- Use computational methods for the practical application of theory and to use IT and data-processing skills to search for, assess and interpret chemical information and data.
- Skills in essay writing and presenting scientific material and arguments clearly and correctly, in writing and orally, to a range of audiences and communicate complex scientific argument to a lay audience.
You gain subject-specific skills in the following:
- Safe handling of chemical materials, taking into account their physical and chemical properties, including any specific hazards associated with their use and risk assessment.
- The ability to carry out documented standard laboratory procedures involved in synthetic and analytical work in relation to organic and inorganic systems, skills in observational and instrumental monitoring of physiochemical events and changes and the systematic and reliable documentation of the above and the operation of standard analytical instruments employed in the chemical sciences.
- Collate, interpret and explain the significance and underlying theory of experimental data, including an assessment of limits of accuracy.
- Use experimental data to inform future work.
- The ability to implement research projects including competence in the design and execution of experiments.
You gain transferable skills in the following:
- Communication, written and oral.
- The ability to undertake further training of a professional nature.
- Problem-solving, relating to qualitative and quantitative information, extending to situations where evaluations have to be made on the basis of limited information.
- Numeracy and computational abilities, including such aspects as error analysis, order-of-magnitude estimations, correct use of units and modes of data presentation.
- Information-retrieval, in relation to primary and secondary information sources, including online computer searches.
- IT abilities, such as word-processing and spreadsheet use, data-logging and storage, and internet communication.
- Interpersonal skills, the ability to interact with other people and to engage in team working within a professional environment.
- Time-management and organisation, as evidenced by the ability to plan and implement efficient and effective modes of working.
- To be able to continue your professional development and employment.
- The ability to function effectively in an industrial or commercial environment through a Year in Industry.
The programme aims to:
- Instil a sense of enthusiasm for chemistry, an appreciation of its application in different contexts and involve students in an intellectually stimulating and satisfying experience of learning and studying.
- Provide a broad, balanced foundation of chemical knowledge and practical skills.
- Widen access to as broad a range of students as practicable.
- Develop students’ ability to apply their knowledge and skills to the solution of chemical science problems.

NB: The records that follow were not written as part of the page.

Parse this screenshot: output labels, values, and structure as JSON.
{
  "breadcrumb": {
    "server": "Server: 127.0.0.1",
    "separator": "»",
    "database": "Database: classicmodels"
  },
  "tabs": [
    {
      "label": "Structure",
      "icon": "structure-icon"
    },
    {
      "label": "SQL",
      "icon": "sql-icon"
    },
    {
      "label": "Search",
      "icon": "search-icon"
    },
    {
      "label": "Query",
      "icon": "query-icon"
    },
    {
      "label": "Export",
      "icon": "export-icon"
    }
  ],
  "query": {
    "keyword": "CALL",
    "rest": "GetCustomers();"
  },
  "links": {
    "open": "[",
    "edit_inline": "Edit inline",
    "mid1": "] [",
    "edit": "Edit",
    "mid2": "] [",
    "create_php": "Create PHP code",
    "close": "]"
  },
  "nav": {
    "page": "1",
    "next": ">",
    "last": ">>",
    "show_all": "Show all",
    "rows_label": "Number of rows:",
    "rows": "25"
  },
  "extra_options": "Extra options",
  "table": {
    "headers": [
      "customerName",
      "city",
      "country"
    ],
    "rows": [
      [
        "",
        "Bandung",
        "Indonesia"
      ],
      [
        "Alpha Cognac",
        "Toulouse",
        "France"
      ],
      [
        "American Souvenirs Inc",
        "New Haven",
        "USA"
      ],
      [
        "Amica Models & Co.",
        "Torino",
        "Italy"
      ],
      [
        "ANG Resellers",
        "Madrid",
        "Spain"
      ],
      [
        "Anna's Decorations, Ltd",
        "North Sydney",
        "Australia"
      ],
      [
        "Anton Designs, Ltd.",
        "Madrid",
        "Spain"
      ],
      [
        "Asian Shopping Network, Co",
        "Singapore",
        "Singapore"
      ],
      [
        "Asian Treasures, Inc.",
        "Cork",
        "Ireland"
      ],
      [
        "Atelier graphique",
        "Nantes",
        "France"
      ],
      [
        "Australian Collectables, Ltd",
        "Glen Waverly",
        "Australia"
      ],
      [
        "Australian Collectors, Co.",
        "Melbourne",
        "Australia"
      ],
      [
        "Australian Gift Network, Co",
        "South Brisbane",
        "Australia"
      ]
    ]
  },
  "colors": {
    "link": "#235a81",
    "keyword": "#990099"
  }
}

- Develop students’ ability to apply their chemical knowledge and skills to the solution of theoretical and practical problems in chemistry.

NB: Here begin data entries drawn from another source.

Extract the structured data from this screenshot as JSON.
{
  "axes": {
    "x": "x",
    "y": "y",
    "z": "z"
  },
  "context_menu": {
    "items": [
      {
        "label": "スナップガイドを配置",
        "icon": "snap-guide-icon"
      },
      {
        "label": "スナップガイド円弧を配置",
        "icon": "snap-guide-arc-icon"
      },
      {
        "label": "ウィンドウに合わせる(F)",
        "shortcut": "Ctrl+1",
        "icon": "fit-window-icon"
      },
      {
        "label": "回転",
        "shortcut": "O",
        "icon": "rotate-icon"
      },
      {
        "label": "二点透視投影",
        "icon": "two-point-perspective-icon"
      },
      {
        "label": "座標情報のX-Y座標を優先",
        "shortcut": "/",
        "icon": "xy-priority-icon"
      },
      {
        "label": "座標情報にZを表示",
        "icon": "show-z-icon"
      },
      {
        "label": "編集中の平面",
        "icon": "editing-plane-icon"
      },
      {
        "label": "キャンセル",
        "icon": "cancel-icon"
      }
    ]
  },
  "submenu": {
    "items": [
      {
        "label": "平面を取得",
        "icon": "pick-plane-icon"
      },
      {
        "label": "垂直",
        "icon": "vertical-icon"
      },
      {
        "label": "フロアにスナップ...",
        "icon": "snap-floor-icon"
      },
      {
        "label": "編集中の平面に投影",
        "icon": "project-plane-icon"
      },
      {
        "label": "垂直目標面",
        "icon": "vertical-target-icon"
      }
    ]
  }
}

- Teach students a wide range of practical skills including a knowledge, understanding and ability to assess safety in the laboratory environment.
- Teach students the appropriate generic skills that will be of value in chemical and non-chemical employment.

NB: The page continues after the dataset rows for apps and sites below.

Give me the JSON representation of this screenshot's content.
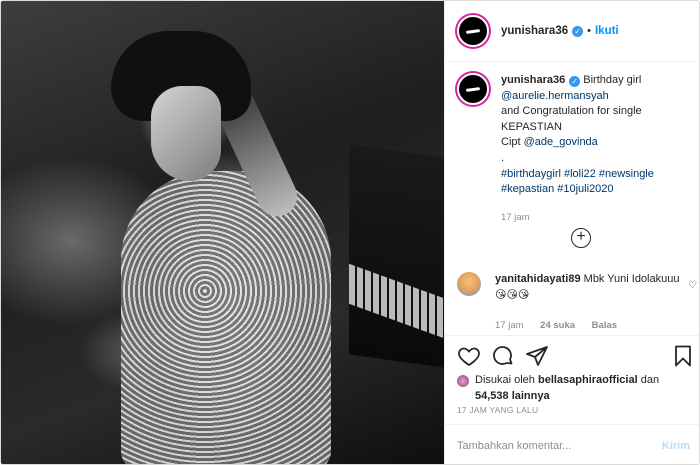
{
  "header": {
    "username": "yunishara36",
    "separator": "•",
    "follow_label": "Ikuti"
  },
  "caption": {
    "username": "yunishara36",
    "line1": "Birthday girl",
    "mention1": "@aurelie.hermansyah",
    "line2": "and Congratulation for single",
    "line3": "KEPASTIAN",
    "cipt": "Cipt",
    "mention2": "@ade_govinda",
    "dot": ".",
    "hashtags_line1": "#birthdaygirl #loli22 #newsingle",
    "hashtags_line2": "#kepastian #10juli2020",
    "time": "17 jam"
  },
  "comment": {
    "username": "yanitahidayati89",
    "text": "Mbk Yuni Idolakuuu😘😘😘",
    "time": "17 jam",
    "likes": "24 suka",
    "reply": "Balas"
  },
  "likes": {
    "prefix": "Disukai oleh",
    "user": "bellasaphiraofficial",
    "conj": "dan",
    "count": "54,538 lainnya"
  },
  "posted": "17 JAM YANG LALU",
  "comment_box": {
    "placeholder": "Tambahkan komentar...",
    "post_label": "Kirim"
  },
  "colors": {
    "link": "#00376b",
    "follow": "#0095f6",
    "verified": "#3897f0",
    "muted": "#8e8e8e"
  }
}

- Provide a stimulating, research-active environment in which students are supported and motivated to achieve their academic and personal potential.
- Enable students to graduate with an understanding of scientific methodology, the ability to use this in the solution of problems in and outside of a laboratory environment, and the ability to undertake and report on an experimental investigation using such methodology.
- Establish an appreciation of the importance and sustainability of the chemical sciences in an industrial, academic, economic, environmental and social context.
- Provide the knowledge and skillsfor students to proceed to graduate employment or to further their studies.
- Further develop students’ work-related skills and provide experience of a workplace culture through the opportunity to spend a year in industry.